I left her office that day fairly hysterical without the faintest idea of what to do next. As I walked down the street to where my car was parked, it took every inch of willpower I had not to jump into oncoming traffic. Wanting to die was all with which I had been left.
The next day, I woke up and I promptly went into denial. I said to myself, “I’m not sick. I’m fine. I don’t need a doctor. Everything’s going to be great.”
And what I like to say about denial is that denial works really, really well for a really, really short period of time. For me that period of time was two weeks.
The Suicide Attempt
After two weeks I came home one day and I cracked wide open. I broke into a million pieces all over the floor. I was just so sick with bipolar depression and I was just so suicidal.
And then I saw, on my kitchen counter, two champagne flutes filled with heart candies from Valentine’s Day. And I had always pictured myself committing suicide by slicing my wrists with broken glass. It was such a frequent image in my head I had almost began to fetishize it.
So I walked over to the glasses and smashed them against the kitchen’s tile floor. Then I drank some alcohol, took some pills and sat on the floor surrounded by shards of glass. I picked up the nearest one and started cutting my left wrist. After two minor cuts and little blood I realized something: it wasn’t sharp enough.

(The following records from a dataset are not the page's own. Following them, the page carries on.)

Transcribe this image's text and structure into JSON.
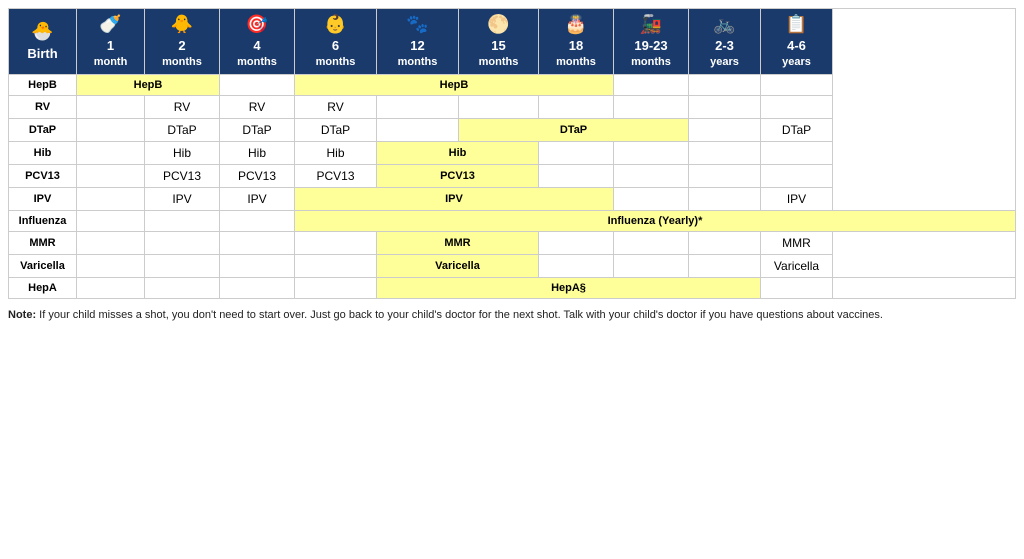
{
  "header": {
    "columns": [
      {
        "id": "birth",
        "icon": "🐣",
        "line1": "Birth",
        "line2": ""
      },
      {
        "id": "1m",
        "icon": "🍼",
        "line1": "1",
        "line2": "month"
      },
      {
        "id": "2m",
        "icon": "🐥",
        "line1": "2",
        "line2": "months"
      },
      {
        "id": "4m",
        "icon": "🎯",
        "line1": "4",
        "line2": "months"
      },
      {
        "id": "6m",
        "icon": "👶",
        "line1": "6",
        "line2": "months"
      },
      {
        "id": "12m",
        "icon": "🐾",
        "line1": "12",
        "line2": "months"
      },
      {
        "id": "15m",
        "icon": "🌕",
        "line1": "15",
        "line2": "months"
      },
      {
        "id": "18m",
        "icon": "🎂",
        "line1": "18",
        "line2": "months"
      },
      {
        "id": "1923m",
        "icon": "🚂",
        "line1": "19-23",
        "line2": "months"
      },
      {
        "id": "23y",
        "icon": "🚲",
        "line1": "2-3",
        "line2": "years"
      },
      {
        "id": "46y",
        "icon": "📋",
        "line1": "4-6",
        "line2": "years"
      }
    ]
  },
  "rows": [
    {
      "name": "HepB",
      "cells": [
        {
          "col": "birth",
          "type": "name"
        },
        {
          "col": "1m",
          "type": "yellow",
          "text": "HepB",
          "colspan": 2
        },
        {
          "col": "4m",
          "type": "empty"
        },
        {
          "col": "6m",
          "type": "yellow",
          "text": "HepB",
          "colspan": 4
        },
        {
          "col": "1923m",
          "type": "empty"
        },
        {
          "col": "23y",
          "type": "empty"
        },
        {
          "col": "46y",
          "type": "empty"
        }
      ]
    },
    {
      "name": "RV",
      "cells": [
        {
          "col": "birth",
          "type": "name"
        },
        {
          "col": "1m",
          "type": "empty"
        },
        {
          "col": "2m",
          "type": "text",
          "text": "RV"
        },
        {
          "col": "4m",
          "type": "text",
          "text": "RV"
        },
        {
          "col": "6m",
          "type": "text",
          "text": "RV"
        },
        {
          "col": "12m",
          "type": "empty"
        },
        {
          "col": "15m",
          "type": "empty"
        },
        {
          "col": "18m",
          "type": "empty"
        },
        {
          "col": "1923m",
          "type": "empty"
        },
        {
          "col": "23y",
          "type": "empty"
        },
        {
          "col": "46y",
          "type": "empty"
        }
      ]
    },
    {
      "name": "DTaP",
      "cells": [
        {
          "col": "birth",
          "type": "name"
        },
        {
          "col": "1m",
          "type": "empty"
        },
        {
          "col": "2m",
          "type": "text",
          "text": "DTaP"
        },
        {
          "col": "4m",
          "type": "text",
          "text": "DTaP"
        },
        {
          "col": "6m",
          "type": "text",
          "text": "DTaP"
        },
        {
          "col": "12m",
          "type": "empty"
        },
        {
          "col": "15m",
          "type": "yellow",
          "text": "DTaP",
          "colspan": 3
        },
        {
          "col": "1923m",
          "type": "hidden"
        },
        {
          "col": "23y",
          "type": "hidden"
        },
        {
          "col": "23y",
          "type": "empty"
        },
        {
          "col": "46y",
          "type": "text",
          "text": "DTaP"
        }
      ]
    },
    {
      "name": "Hib",
      "cells": [
        {
          "col": "birth",
          "type": "name"
        },
        {
          "col": "1m",
          "type": "empty"
        },
        {
          "col": "2m",
          "type": "text",
          "text": "Hib"
        },
        {
          "col": "4m",
          "type": "text",
          "text": "Hib"
        },
        {
          "col": "6m",
          "type": "text",
          "text": "Hib"
        },
        {
          "col": "12m",
          "type": "yellow",
          "text": "Hib",
          "colspan": 2
        },
        {
          "col": "15m",
          "type": "hidden"
        },
        {
          "col": "18m",
          "type": "empty"
        },
        {
          "col": "1923m",
          "type": "empty"
        },
        {
          "col": "23y",
          "type": "empty"
        },
        {
          "col": "46y",
          "type": "empty"
        }
      ]
    },
    {
      "name": "PCV13",
      "cells": [
        {
          "col": "birth",
          "type": "name"
        },
        {
          "col": "1m",
          "type": "empty"
        },
        {
          "col": "2m",
          "type": "text",
          "text": "PCV13"
        },
        {
          "col": "4m",
          "type": "text",
          "text": "PCV13"
        },
        {
          "col": "6m",
          "type": "text",
          "text": "PCV13"
        },
        {
          "col": "12m",
          "type": "yellow",
          "text": "PCV13",
          "colspan": 2
        },
        {
          "col": "15m",
          "type": "hidden"
        },
        {
          "col": "18m",
          "type": "empty"
        },
        {
          "col": "1923m",
          "type": "empty"
        },
        {
          "col": "23y",
          "type": "empty"
        },
        {
          "col": "46y",
          "type": "empty"
        }
      ]
    },
    {
      "name": "IPV",
      "cells": [
        {
          "col": "birth",
          "type": "name"
        },
        {
          "col": "1m",
          "type": "empty"
        },
        {
          "col": "2m",
          "type": "text",
          "text": "IPV"
        },
        {
          "col": "4m",
          "type": "text",
          "text": "IPV"
        },
        {
          "col": "6m",
          "type": "yellow",
          "text": "IPV",
          "colspan": 4
        },
        {
          "col": "12m",
          "type": "hidden"
        },
        {
          "col": "15m",
          "type": "hidden"
        },
        {
          "col": "18m",
          "type": "hidden"
        },
        {
          "col": "1923m",
          "type": "empty"
        },
        {
          "col": "23y",
          "type": "empty"
        },
        {
          "col": "46y",
          "type": "text",
          "text": "IPV"
        }
      ]
    },
    {
      "name": "Influenza",
      "cells": [
        {
          "col": "birth",
          "type": "name"
        },
        {
          "col": "1m",
          "type": "empty"
        },
        {
          "col": "2m",
          "type": "empty"
        },
        {
          "col": "4m",
          "type": "empty"
        },
        {
          "col": "6m",
          "type": "yellow",
          "text": "Influenza (Yearly)*",
          "colspan": 8
        }
      ]
    },
    {
      "name": "MMR",
      "cells": [
        {
          "col": "birth",
          "type": "name"
        },
        {
          "col": "1m",
          "type": "empty"
        },
        {
          "col": "2m",
          "type": "empty"
        },
        {
          "col": "4m",
          "type": "empty"
        },
        {
          "col": "6m",
          "type": "empty"
        },
        {
          "col": "12m",
          "type": "yellow",
          "text": "MMR",
          "colspan": 2
        },
        {
          "col": "15m",
          "type": "hidden"
        },
        {
          "col": "18m",
          "type": "empty"
        },
        {
          "col": "1923m",
          "type": "empty"
        },
        {
          "col": "23y",
          "type": "empty"
        },
        {
          "col": "46y",
          "type": "text",
          "text": "MMR"
        }
      ]
    },
    {
      "name": "Varicella",
      "cells": [
        {
          "col": "birth",
          "type": "name"
        },
        {
          "col": "1m",
          "type": "empty"
        },
        {
          "col": "2m",
          "type": "empty"
        },
        {
          "col": "4m",
          "type": "empty"
        },
        {
          "col": "6m",
          "type": "empty"
        },
        {
          "col": "12m",
          "type": "yellow",
          "text": "Varicella",
          "colspan": 2
        },
        {
          "col": "15m",
          "type": "hidden"
        },
        {
          "col": "18m",
          "type": "empty"
        },
        {
          "col": "1923m",
          "type": "empty"
        },
        {
          "col": "23y",
          "type": "empty"
        },
        {
          "col": "46y",
          "type": "text",
          "text": "Varicella"
        }
      ]
    },
    {
      "name": "HepA",
      "cells": [
        {
          "col": "birth",
          "type": "name"
        },
        {
          "col": "1m",
          "type": "empty"
        },
        {
          "col": "2m",
          "type": "empty"
        },
        {
          "col": "4m",
          "type": "empty"
        },
        {
          "col": "6m",
          "type": "empty"
        },
        {
          "col": "12m",
          "type": "yellow",
          "text": "HepA§",
          "colspan": 5
        },
        {
          "col": "15m",
          "type": "hidden"
        },
        {
          "col": "18m",
          "type": "hidden"
        },
        {
          "col": "1923m",
          "type": "hidden"
        },
        {
          "col": "23y",
          "type": "hidden"
        },
        {
          "col": "23y",
          "type": "empty"
        },
        {
          "col": "46y",
          "type": "empty"
        }
      ]
    }
  ],
  "note": "Note: If your child misses a shot, you don't need to start over. Just go back to your child's doctor for the next shot. Talk with your child's doctor if you have questions about vaccines.",
  "note_bold": "Note:",
  "colors": {
    "header_bg": "#1a3a6b",
    "header_text": "#ffffff",
    "yellow": "#ffff99",
    "border": "#cccccc"
  }
}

So then I crawled through the broken glass and heart candies looking for a piece that was. I passed out doing that.
After the Suicide Attempt
When I woke up on the tiles of my kitchen floor, still feeling like my bipolar brain was trying to kill me, I realized something. I realized that the doctor lady was the one with the problem. She was wrong. I needed a doctor. And somehow that day I managed to pick up my broken soul and take it into a doctor’s appointment with my family doctor. I begged for her help. She made personal phone calls to an old psychiatrist I used to see in town and he agreed to see me again. He wasn’t even accepting new patients. He didn’t have to see me. The system said I was broken. The system said I couldn’t be fixed. He agreed to see me anyway. I can honestly say I have never been more thankful for a kindness in my life.
When he did see me he suggested a specific treatment that I had already tried, which I told him. He, however, said that while I had tried that medication before, I hadn’t tried it in the specific combination I was taking at that point. So, while no part of me thought the medication would work, I agreed to just trust him and take it.
And within about two weeks, I start to feel a change. I started to feel better than I had in years. I started being able to legitimately use the word “happy” and mean it. It was the miracle for which I had been searching for years and the miracle that woman doctor and my bipolar brain would have denied me, had it have been up to them.
I tell this suicide attempt story in public quite a lot and groups appreciate its raw honesty. People call it inspiring and motivational. And I think that’s because this is not a story of illness or death but, rather, the story of a person who stands up against illness and death. Yes, there was definitely some luck on my side, keeping me alive, but there was also me, fighting.
And so, what I hope people will take from this story is this: being pushed to a suicide attempt isn’t the end. Failing treatment after treatment isn’t the end. Being given up on by doctors isn’t the end. The end only happens when we stop fighting. And everyone, when pushed to and beyond their limits, has more fight in them than they could ever imagine. You can survive this. And it will get better.
Header image by Lloyd Morgan.
Glass image by Christian Schnettelker.
About Natasha Tracy
Natasha Tracy is an award-winning writer, speaker and consultant from the Pacific Northwest. She has been living with bipolar disorder for 18 years and has written more than 1000 articles on the subject.